_WHAT IS BEING ASKED_
Reproduce the records. Keep every word exact and include no images.

═════ RECORDS SUPPLIED ═════

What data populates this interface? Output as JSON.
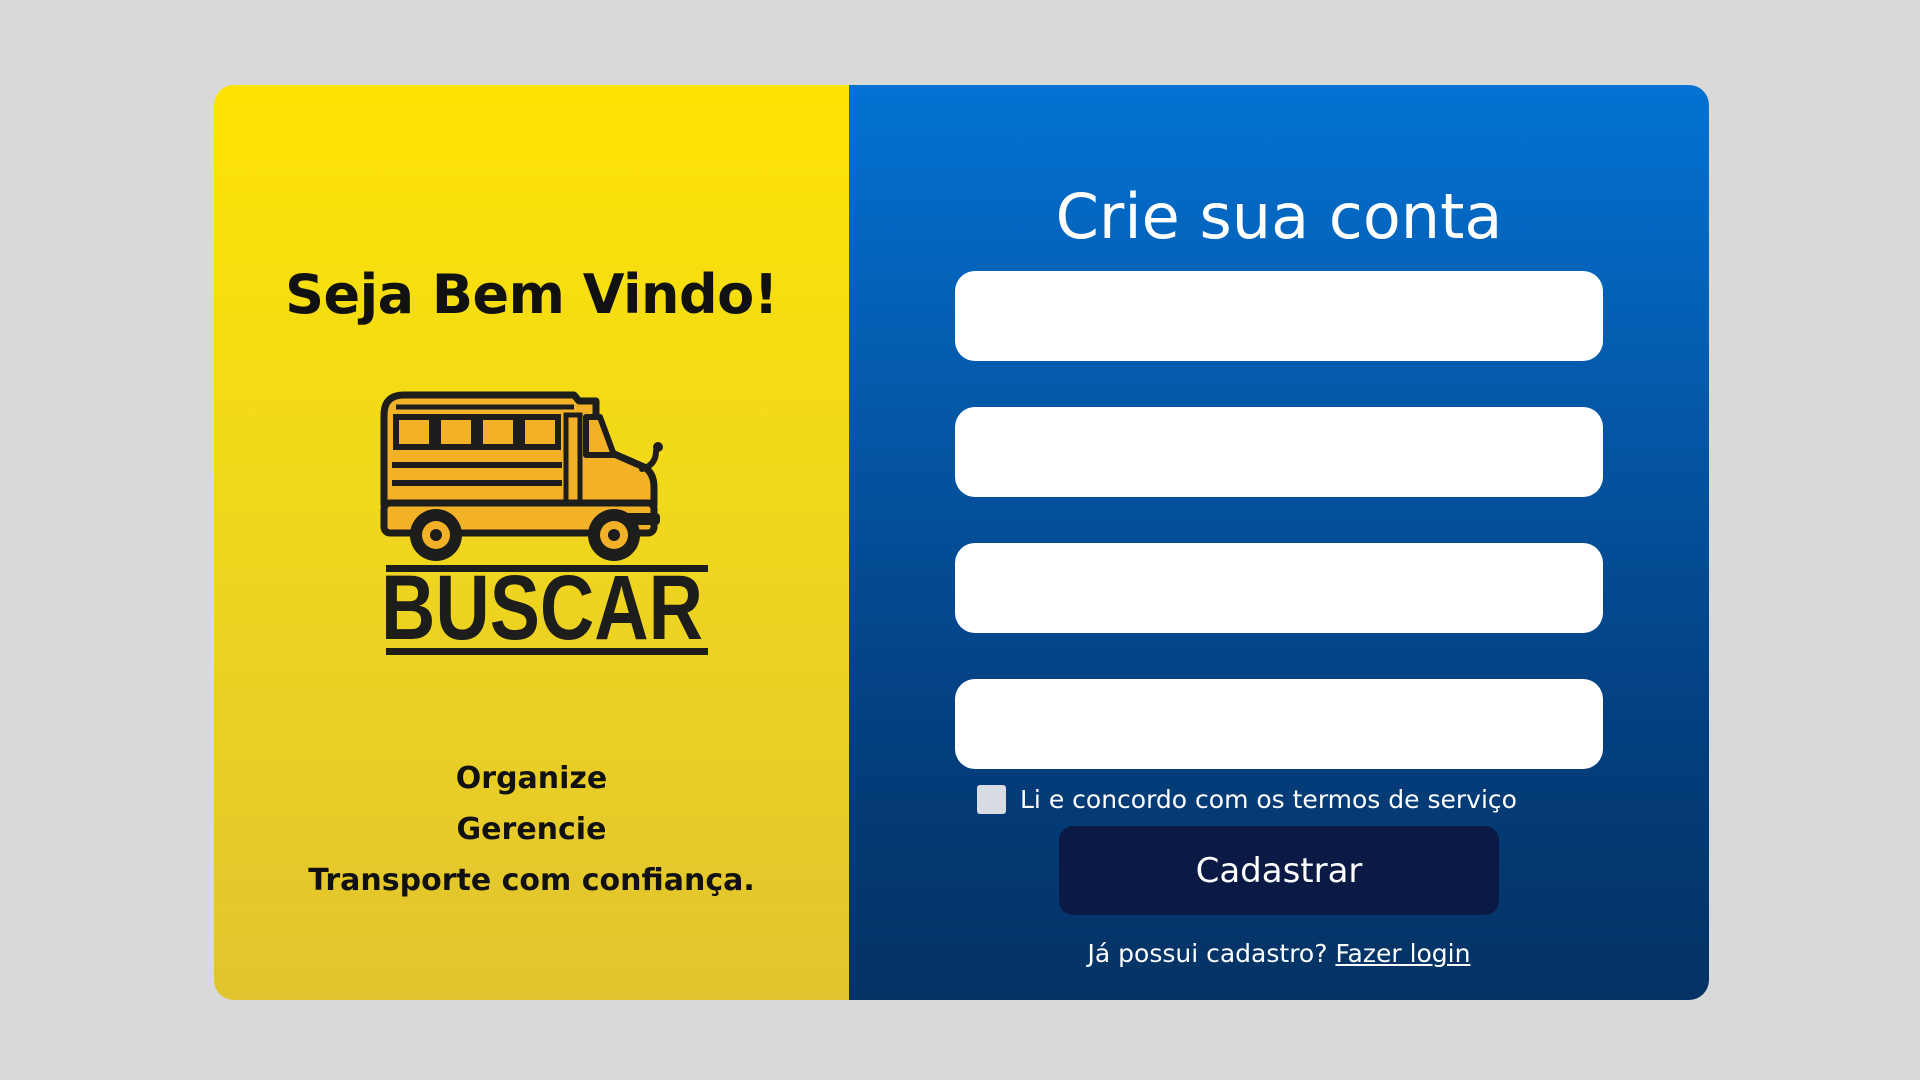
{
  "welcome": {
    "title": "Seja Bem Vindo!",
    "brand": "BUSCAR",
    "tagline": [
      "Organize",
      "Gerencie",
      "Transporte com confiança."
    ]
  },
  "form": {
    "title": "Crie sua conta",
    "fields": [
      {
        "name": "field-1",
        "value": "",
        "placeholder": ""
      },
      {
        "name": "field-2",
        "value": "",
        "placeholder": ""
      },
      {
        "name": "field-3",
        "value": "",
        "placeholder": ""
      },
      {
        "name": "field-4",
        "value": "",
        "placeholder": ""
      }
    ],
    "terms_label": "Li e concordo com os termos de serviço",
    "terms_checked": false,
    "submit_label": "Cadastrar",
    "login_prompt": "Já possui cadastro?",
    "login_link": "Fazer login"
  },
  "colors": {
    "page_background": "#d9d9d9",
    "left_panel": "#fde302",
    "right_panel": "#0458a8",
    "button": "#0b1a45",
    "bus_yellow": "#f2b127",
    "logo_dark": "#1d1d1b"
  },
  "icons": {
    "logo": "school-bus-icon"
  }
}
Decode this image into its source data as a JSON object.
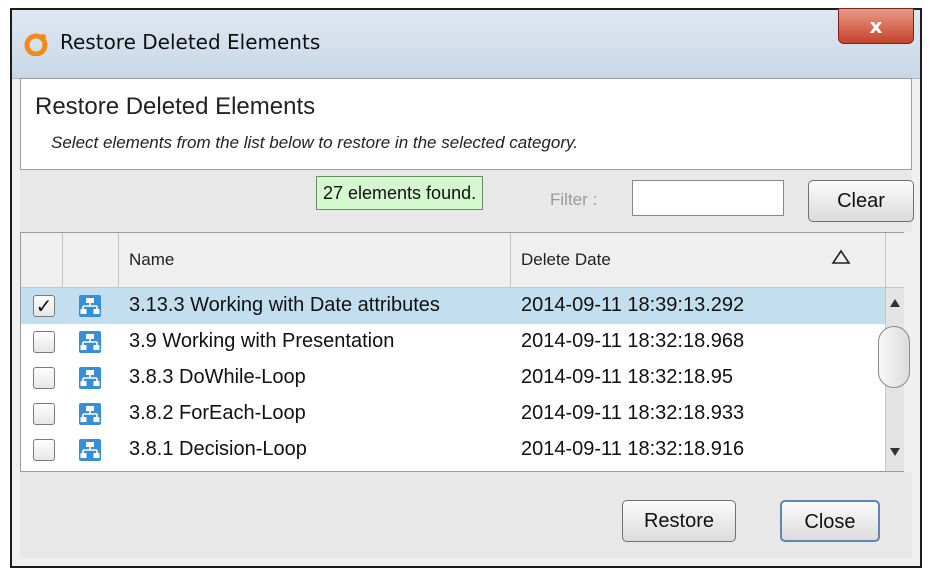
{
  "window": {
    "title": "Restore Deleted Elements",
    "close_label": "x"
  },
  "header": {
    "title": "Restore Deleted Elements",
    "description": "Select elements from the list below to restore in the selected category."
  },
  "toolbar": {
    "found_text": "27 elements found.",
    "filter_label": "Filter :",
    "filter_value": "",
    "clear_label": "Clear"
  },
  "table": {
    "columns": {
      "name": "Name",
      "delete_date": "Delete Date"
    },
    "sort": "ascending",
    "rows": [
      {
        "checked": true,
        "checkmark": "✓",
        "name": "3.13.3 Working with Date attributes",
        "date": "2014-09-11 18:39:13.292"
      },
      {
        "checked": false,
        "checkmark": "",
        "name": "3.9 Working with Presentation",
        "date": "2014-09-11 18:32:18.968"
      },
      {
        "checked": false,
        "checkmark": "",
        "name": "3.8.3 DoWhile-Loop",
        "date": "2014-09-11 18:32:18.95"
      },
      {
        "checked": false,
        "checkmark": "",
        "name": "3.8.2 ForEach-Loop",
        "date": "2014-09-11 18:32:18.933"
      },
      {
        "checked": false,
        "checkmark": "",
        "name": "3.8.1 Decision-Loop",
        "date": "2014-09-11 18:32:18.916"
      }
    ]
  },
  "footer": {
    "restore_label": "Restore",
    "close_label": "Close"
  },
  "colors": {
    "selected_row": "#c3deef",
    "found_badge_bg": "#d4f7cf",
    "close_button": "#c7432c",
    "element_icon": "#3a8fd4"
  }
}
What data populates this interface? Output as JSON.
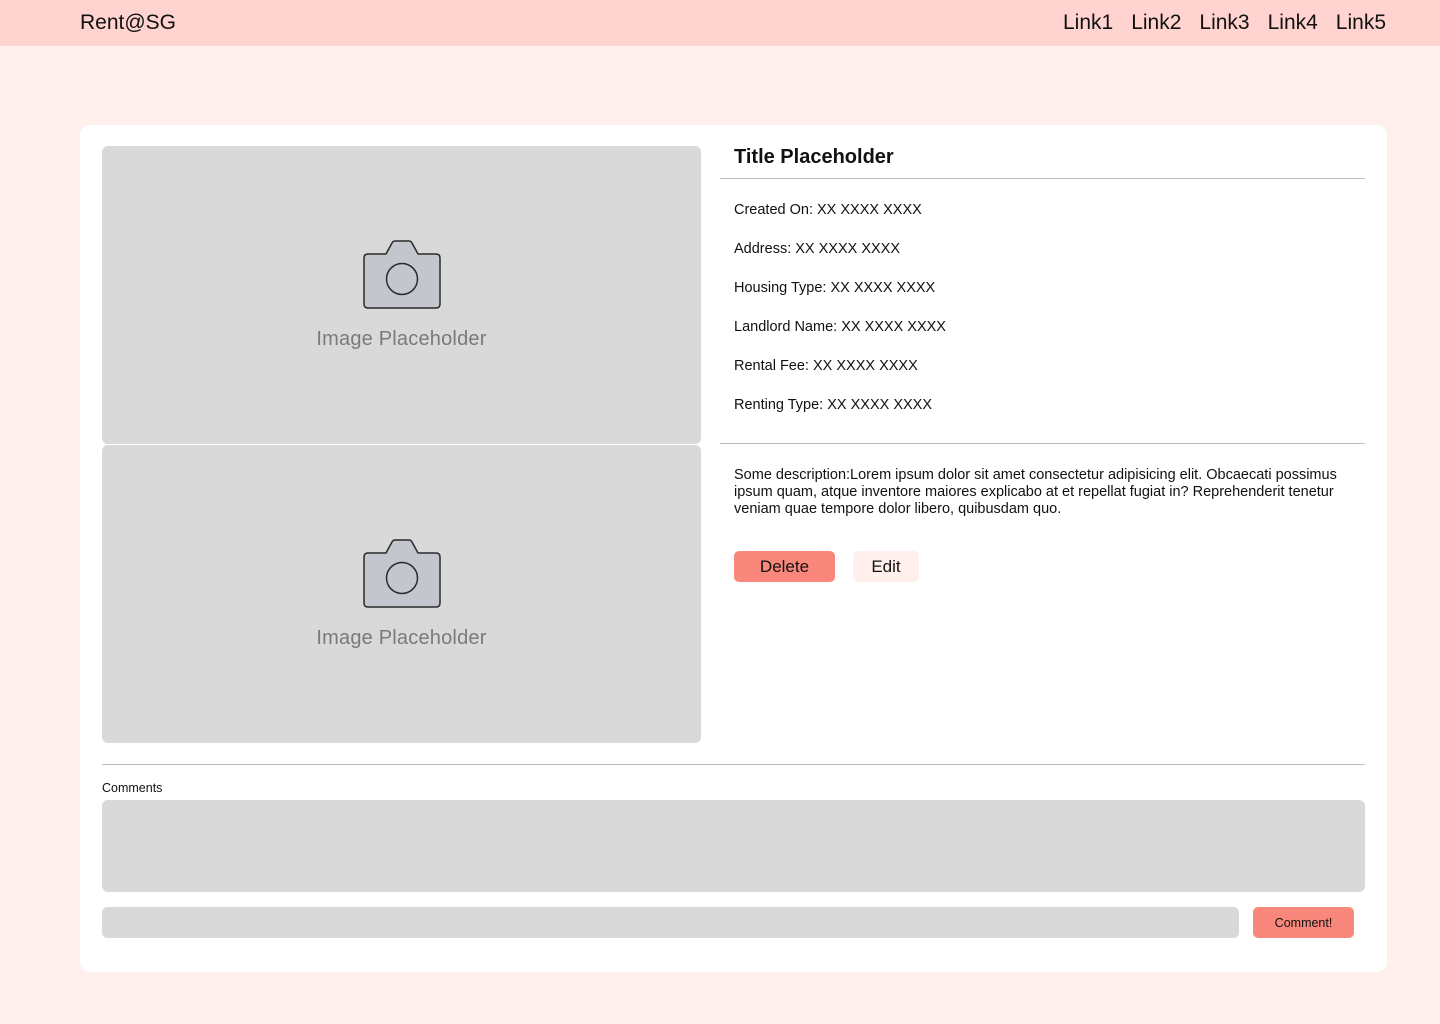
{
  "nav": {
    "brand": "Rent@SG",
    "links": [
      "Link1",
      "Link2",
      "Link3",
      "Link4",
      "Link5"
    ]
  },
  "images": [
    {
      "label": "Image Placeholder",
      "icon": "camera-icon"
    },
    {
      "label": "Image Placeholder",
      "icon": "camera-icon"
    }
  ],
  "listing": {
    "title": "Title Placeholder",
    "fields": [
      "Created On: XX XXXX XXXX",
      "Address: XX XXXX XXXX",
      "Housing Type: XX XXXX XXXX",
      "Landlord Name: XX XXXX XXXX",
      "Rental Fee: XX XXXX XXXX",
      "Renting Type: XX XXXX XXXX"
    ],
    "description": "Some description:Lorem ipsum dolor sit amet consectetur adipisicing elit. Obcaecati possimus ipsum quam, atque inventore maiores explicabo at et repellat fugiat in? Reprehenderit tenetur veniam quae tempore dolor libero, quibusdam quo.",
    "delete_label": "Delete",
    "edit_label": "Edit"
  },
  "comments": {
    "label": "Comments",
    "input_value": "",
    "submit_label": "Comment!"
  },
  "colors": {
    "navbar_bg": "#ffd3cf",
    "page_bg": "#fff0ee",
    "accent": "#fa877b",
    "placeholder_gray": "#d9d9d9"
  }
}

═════

_ANSWER TO THIS EXERCISE_
What data populates this interface? Output as JSON.
{
  "welcome": {
    "title": "Seja Bem Vindo!",
    "brand": "BUSCAR",
    "tagline": [
      "Organize",
      "Gerencie",
      "Transporte com confiança."
    ]
  },
  "form": {
    "title": "Crie sua conta",
    "fields": [
      {
        "name": "field-1",
        "value": "",
        "placeholder": ""
      },
      {
        "name": "field-2",
        "value": "",
        "placeholder": ""
      },
      {
        "name": "field-3",
        "value": "",
        "placeholder": ""
      },
      {
        "name": "field-4",
        "value": "",
        "placeholder": ""
      }
    ],
    "terms_label": "Li e concordo com os termos de serviço",
    "terms_checked": false,
    "submit_label": "Cadastrar",
    "login_prompt": "Já possui cadastro?",
    "login_link": "Fazer login"
  },
  "colors": {
    "page_background": "#d9d9d9",
    "left_panel": "#fde302",
    "right_panel": "#0458a8",
    "button": "#0b1a45",
    "bus_yellow": "#f2b127",
    "logo_dark": "#1d1d1b"
  },
  "icons": {
    "logo": "school-bus-icon"
  }
}
Decode this image into its source data as a JSON object.
{
  "window": {
    "title": "Restore Deleted Elements",
    "close_label": "x"
  },
  "header": {
    "title": "Restore Deleted Elements",
    "description": "Select elements from the list below to restore in the selected category."
  },
  "toolbar": {
    "found_text": "27 elements found.",
    "filter_label": "Filter :",
    "filter_value": "",
    "clear_label": "Clear"
  },
  "table": {
    "columns": {
      "name": "Name",
      "delete_date": "Delete Date"
    },
    "sort": "ascending",
    "rows": [
      {
        "checked": true,
        "checkmark": "✓",
        "name": "3.13.3 Working with Date attributes",
        "date": "2014-09-11 18:39:13.292"
      },
      {
        "checked": false,
        "checkmark": "",
        "name": "3.9 Working with Presentation",
        "date": "2014-09-11 18:32:18.968"
      },
      {
        "checked": false,
        "checkmark": "",
        "name": "3.8.3 DoWhile-Loop",
        "date": "2014-09-11 18:32:18.95"
      },
      {
        "checked": false,
        "checkmark": "",
        "name": "3.8.2 ForEach-Loop",
        "date": "2014-09-11 18:32:18.933"
      },
      {
        "checked": false,
        "checkmark": "",
        "name": "3.8.1 Decision-Loop",
        "date": "2014-09-11 18:32:18.916"
      }
    ]
  },
  "footer": {
    "restore_label": "Restore",
    "close_label": "Close"
  },
  "colors": {
    "selected_row": "#c3deef",
    "found_badge_bg": "#d4f7cf",
    "close_button": "#c7432c",
    "element_icon": "#3a8fd4"
  }
}
What data populates this interface? Output as JSON.
{
  "nav": {
    "brand": "Rent@SG",
    "links": [
      "Link1",
      "Link2",
      "Link3",
      "Link4",
      "Link5"
    ]
  },
  "images": [
    {
      "label": "Image Placeholder",
      "icon": "camera-icon"
    },
    {
      "label": "Image Placeholder",
      "icon": "camera-icon"
    }
  ],
  "listing": {
    "title": "Title Placeholder",
    "fields": [
      "Created On: XX XXXX XXXX",
      "Address: XX XXXX XXXX",
      "Housing Type: XX XXXX XXXX",
      "Landlord Name: XX XXXX XXXX",
      "Rental Fee: XX XXXX XXXX",
      "Renting Type: XX XXXX XXXX"
    ],
    "description": "Some description:Lorem ipsum dolor sit amet consectetur adipisicing elit. Obcaecati possimus ipsum quam, atque inventore maiores explicabo at et repellat fugiat in? Reprehenderit tenetur veniam quae tempore dolor libero, quibusdam quo.",
    "delete_label": "Delete",
    "edit_label": "Edit"
  },
  "comments": {
    "label": "Comments",
    "input_value": "",
    "submit_label": "Comment!"
  },
  "colors": {
    "navbar_bg": "#ffd3cf",
    "page_bg": "#fff0ee",
    "accent": "#fa877b",
    "placeholder_gray": "#d9d9d9"
  }
}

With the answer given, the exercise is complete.